Thanks. ~6 s per card seems faster than average, judging from other user reports I've seen (e.g. here). It appears that Wozniak's formula underestimates time costs, which is also in line with Gwern's remarks here.

In case anyone is interested, here's a spreadsheet I just created that computes the daily costs, after arbitrarily many years, of reviewing a deck which has been growing by a constant number of cards per year.

An interesting implication is that after three years one has incurred roughly 50% of the total time costs of reviewing a card, assuming a time horizon of 50 years. So if Michal keeps adding new cards at the same pace, his daily costs will converge to minutes. Still, it will take another 12 years for the costs to increase by another 50%, so even after 15 years his daily costs will be minutes.

Hi Pablo. Thanks for the link to the formula, I did not know someone already looked into it. At some point I estimated that it cost me ~250 s to learn a card in the first year.

In the last year, it looks like I spent ~1 hour per day reviewing on average.
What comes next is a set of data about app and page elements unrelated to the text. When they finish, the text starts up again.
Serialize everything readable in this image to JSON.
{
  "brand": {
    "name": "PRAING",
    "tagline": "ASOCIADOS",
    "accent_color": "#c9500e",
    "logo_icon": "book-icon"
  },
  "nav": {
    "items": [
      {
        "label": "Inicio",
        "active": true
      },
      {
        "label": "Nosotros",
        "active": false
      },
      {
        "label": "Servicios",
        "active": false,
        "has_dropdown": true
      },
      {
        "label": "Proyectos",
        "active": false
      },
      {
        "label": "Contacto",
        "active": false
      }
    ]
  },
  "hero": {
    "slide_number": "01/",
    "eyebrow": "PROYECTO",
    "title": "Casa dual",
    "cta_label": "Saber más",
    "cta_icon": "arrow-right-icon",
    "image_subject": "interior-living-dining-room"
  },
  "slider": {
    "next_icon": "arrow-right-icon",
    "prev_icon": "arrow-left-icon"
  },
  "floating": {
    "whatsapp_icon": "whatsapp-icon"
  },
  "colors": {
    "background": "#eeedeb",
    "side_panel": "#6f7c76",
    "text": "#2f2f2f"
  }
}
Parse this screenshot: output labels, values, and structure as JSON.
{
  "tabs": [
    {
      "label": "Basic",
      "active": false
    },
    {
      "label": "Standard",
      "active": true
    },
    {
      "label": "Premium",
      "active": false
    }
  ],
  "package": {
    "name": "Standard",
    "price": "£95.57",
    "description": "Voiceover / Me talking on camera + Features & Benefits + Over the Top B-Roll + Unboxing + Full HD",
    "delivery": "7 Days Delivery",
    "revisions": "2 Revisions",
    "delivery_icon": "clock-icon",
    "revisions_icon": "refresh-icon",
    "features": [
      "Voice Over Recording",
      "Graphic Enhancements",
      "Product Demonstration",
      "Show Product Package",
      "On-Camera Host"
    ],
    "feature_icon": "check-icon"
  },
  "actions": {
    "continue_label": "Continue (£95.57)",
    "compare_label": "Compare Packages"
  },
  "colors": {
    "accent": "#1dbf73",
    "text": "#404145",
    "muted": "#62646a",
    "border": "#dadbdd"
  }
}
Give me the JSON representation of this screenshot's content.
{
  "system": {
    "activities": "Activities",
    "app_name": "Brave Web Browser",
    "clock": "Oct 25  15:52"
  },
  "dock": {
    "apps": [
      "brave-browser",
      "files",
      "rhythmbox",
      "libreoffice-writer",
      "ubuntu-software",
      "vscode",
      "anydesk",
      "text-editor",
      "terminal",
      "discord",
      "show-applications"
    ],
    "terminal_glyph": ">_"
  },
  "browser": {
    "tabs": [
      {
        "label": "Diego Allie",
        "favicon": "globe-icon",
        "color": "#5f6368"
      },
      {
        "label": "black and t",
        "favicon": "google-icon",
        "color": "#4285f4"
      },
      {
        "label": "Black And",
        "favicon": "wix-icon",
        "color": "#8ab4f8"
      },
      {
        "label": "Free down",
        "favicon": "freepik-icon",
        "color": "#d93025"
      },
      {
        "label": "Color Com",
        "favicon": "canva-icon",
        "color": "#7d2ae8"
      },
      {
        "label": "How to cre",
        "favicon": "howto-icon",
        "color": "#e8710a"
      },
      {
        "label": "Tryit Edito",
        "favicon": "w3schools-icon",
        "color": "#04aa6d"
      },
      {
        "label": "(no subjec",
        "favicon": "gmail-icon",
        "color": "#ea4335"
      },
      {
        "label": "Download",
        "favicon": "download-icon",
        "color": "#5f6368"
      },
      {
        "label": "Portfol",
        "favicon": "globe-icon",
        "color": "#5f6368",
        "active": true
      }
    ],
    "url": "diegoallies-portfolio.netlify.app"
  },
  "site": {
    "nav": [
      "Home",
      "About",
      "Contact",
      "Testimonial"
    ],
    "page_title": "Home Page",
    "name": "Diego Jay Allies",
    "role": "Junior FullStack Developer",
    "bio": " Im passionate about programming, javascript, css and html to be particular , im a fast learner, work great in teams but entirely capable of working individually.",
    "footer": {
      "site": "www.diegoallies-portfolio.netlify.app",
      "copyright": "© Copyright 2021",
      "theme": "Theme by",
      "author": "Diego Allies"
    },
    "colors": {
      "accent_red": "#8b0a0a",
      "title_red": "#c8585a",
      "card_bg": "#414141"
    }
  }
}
When I'm on my desktop computer, I'll share the Anki statistics PDF.

I think one reason the formula might be underestimating is because I keep expanding my deck over time, so there's a mix of newer and older cards.

I am also a bit concerned that I might be adding cards not always for what's most useful to learn, but for what's easiest to Ankify. So recently even though I've been wanting to study more ML papers, I've been mostly adding programming because it's easier... :/

OP refers to "Alex Vermeer’s free book Anki Essentials" but so far as I can tell Anki Essentials is not free; it costs about $5 (exact price depending on whether you get it as PDF or as an Amazon ebook).

Hmm yeah, looks like you're right. That's surprising, if memory serves me right I read it for free and legally. If you Google for "Anki essentials PDF" the first result is a PDF that seems to be from Alex Vermeer's own site, but maybe that's a limited version. Or maybe I'm misremembering the circumstances of how I read the book.

Would it be possible to share some CSS/images showing off your card æsthethethics?

I just wrote some CSS and JavaScript over the weekend, planning to share soon.

What datasets do you use for the people cards? That is, whose names do you memorize and where do you get their names and photos?

Set of people:

  • authors or thinkers who I want to recall (e.g., "Sam Harris is the mindfulness and antireligion guy")
  • people I notice I confuse with other people
  • people who I notice I can't remember their name when I meet them (but do know them) - typically people I know and like but don't meet with regularly enough
  • coworkers in my broader team, my management chain

Photos: publicly available photos if googleable, pics from names and faces slides from meetups

Æsthethethics

Æsthetics?

The extra "the" was a typo but seeing it later I decided it's not :)

What does Æsthethethics mean?

It's aestethics but more aestetic :)